Gregorian


Gregorian
Gregorian Gre*go"ri*an, a. [NL. Gregorianus, fr. Gregorius Gregory, Gr. ?: cf. F. gr['e]gorien.] Pertaining to, or originated by, some person named Gregory, especially one of the popes of that name. [1913 Webster]

{Gregorian calendar}, the calendar as reformed by Pope Gregory XIII. in 1582, including the method of adjusting the leap years so as to harmonize the civil year with the solar, and also the regulation of the time of Easter and the movable feasts by means of epochs. See {Gregorian year} (below).

{Gregorian chant} (Mus.), plain song, or canto fermo, a kind of unisonous music, according to the eight celebrated church modes, as arranged and prescribed by Pope Gregory I. (called ``the Great'') in the 6th century.

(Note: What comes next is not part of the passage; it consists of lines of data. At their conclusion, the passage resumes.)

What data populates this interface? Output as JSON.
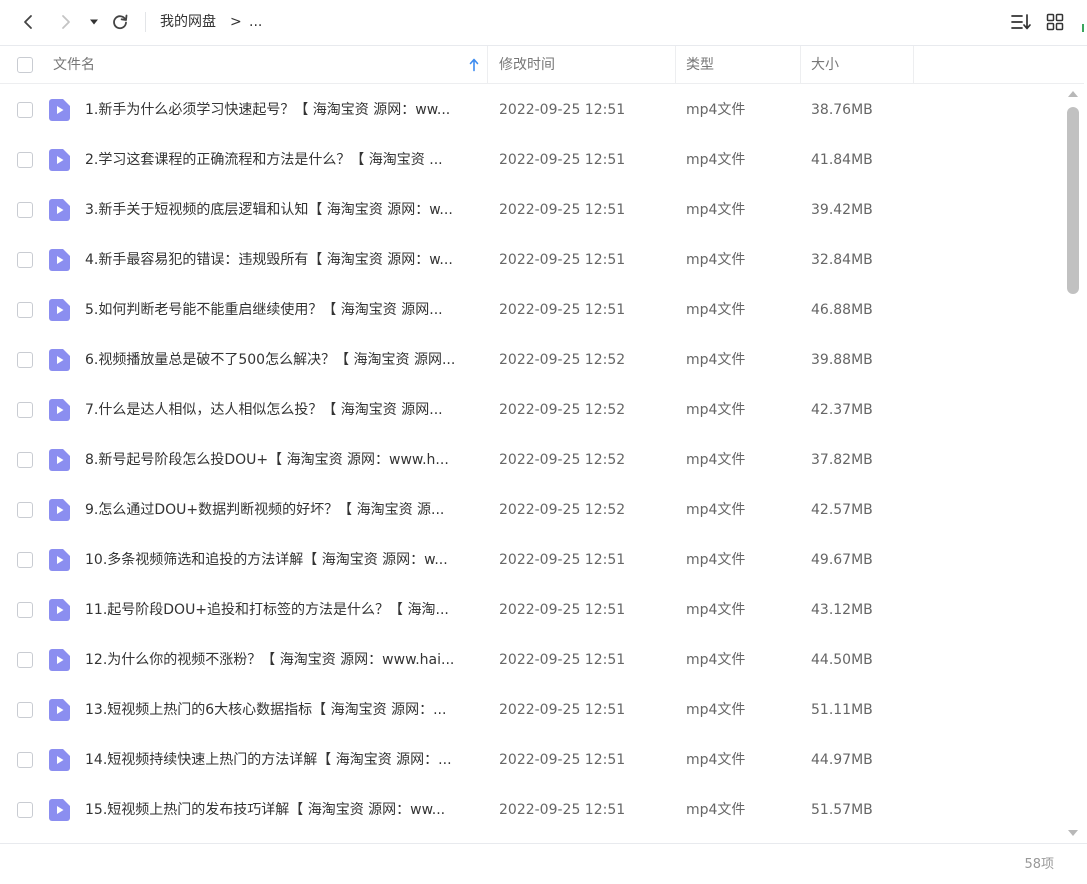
{
  "toolbar": {
    "breadcrumb_root": "我的网盘",
    "breadcrumb_separator": ">",
    "breadcrumb_more": "..."
  },
  "columns": {
    "name": "文件名",
    "modified": "修改时间",
    "type": "类型",
    "size": "大小"
  },
  "colors": {
    "file_icon": "#8b8ef0",
    "sort_arrow": "#3d8cf0",
    "accent_green": "#3aa55c"
  },
  "files": [
    {
      "name": "1.新手为什么必须学习快速起号？【 海淘宝资 源网：ww...",
      "modified": "2022-09-25 12:51",
      "type": "mp4文件",
      "size": "38.76MB"
    },
    {
      "name": "2.学习这套课程的正确流程和方法是什么？【 海淘宝资 ...",
      "modified": "2022-09-25 12:51",
      "type": "mp4文件",
      "size": "41.84MB"
    },
    {
      "name": "3.新手关于短视频的底层逻辑和认知【 海淘宝资 源网：w...",
      "modified": "2022-09-25 12:51",
      "type": "mp4文件",
      "size": "39.42MB"
    },
    {
      "name": "4.新手最容易犯的错误：违规毁所有【 海淘宝资 源网：w...",
      "modified": "2022-09-25 12:51",
      "type": "mp4文件",
      "size": "32.84MB"
    },
    {
      "name": "5.如何判断老号能不能重启继续使用？【 海淘宝资 源网...",
      "modified": "2022-09-25 12:51",
      "type": "mp4文件",
      "size": "46.88MB"
    },
    {
      "name": "6.视频播放量总是破不了500怎么解决？【 海淘宝资 源网...",
      "modified": "2022-09-25 12:52",
      "type": "mp4文件",
      "size": "39.88MB"
    },
    {
      "name": "7.什么是达人相似，达人相似怎么投？【 海淘宝资 源网...",
      "modified": "2022-09-25 12:52",
      "type": "mp4文件",
      "size": "42.37MB"
    },
    {
      "name": "8.新号起号阶段怎么投DOU+【 海淘宝资 源网：www.h...",
      "modified": "2022-09-25 12:52",
      "type": "mp4文件",
      "size": "37.82MB"
    },
    {
      "name": "9.怎么通过DOU+数据判断视频的好坏？【 海淘宝资 源...",
      "modified": "2022-09-25 12:52",
      "type": "mp4文件",
      "size": "42.57MB"
    },
    {
      "name": "10.多条视频筛选和追投的方法详解【 海淘宝资 源网：w...",
      "modified": "2022-09-25 12:51",
      "type": "mp4文件",
      "size": "49.67MB"
    },
    {
      "name": "11.起号阶段DOU+追投和打标签的方法是什么？【 海淘...",
      "modified": "2022-09-25 12:51",
      "type": "mp4文件",
      "size": "43.12MB"
    },
    {
      "name": "12.为什么你的视频不涨粉？【 海淘宝资 源网：www.hai...",
      "modified": "2022-09-25 12:51",
      "type": "mp4文件",
      "size": "44.50MB"
    },
    {
      "name": "13.短视频上热门的6大核心数据指标【 海淘宝资 源网：...",
      "modified": "2022-09-25 12:51",
      "type": "mp4文件",
      "size": "51.11MB"
    },
    {
      "name": "14.短视频持续快速上热门的方法详解【 海淘宝资 源网：...",
      "modified": "2022-09-25 12:51",
      "type": "mp4文件",
      "size": "44.97MB"
    },
    {
      "name": "15.短视频上热门的发布技巧详解【 海淘宝资 源网：ww...",
      "modified": "2022-09-25 12:51",
      "type": "mp4文件",
      "size": "51.57MB"
    }
  ],
  "footer": {
    "item_count": "58项"
  }
}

{Gregorian modes}, the musical scales ordained by Pope Gregory the Great, and named after the ancient Greek scales, as Dorian, Lydian, etc.

{Gregorian telescope} (Opt.), a form of reflecting telescope, named from Prof. James Gregory, of Edinburgh, who perfected it in 1663. A small concave mirror in the axis of this telescope, having its focus coincident with that of the large reflector, transmits the light received from the latter back through a hole in its center to the eyepiece placed behind it.

{Gregorian year}, the year as now reckoned according to the Gregorian calendar. Thus, every year, of the current reckoning, which is divisible by 4, except those divisible by 100 and not by 400, has 366 days; all other years have 365 days. See {Bissextile}, and Note under {Style}, n., 7. [1913 Webster]


The Collaborative International Dictionary of English. 2000.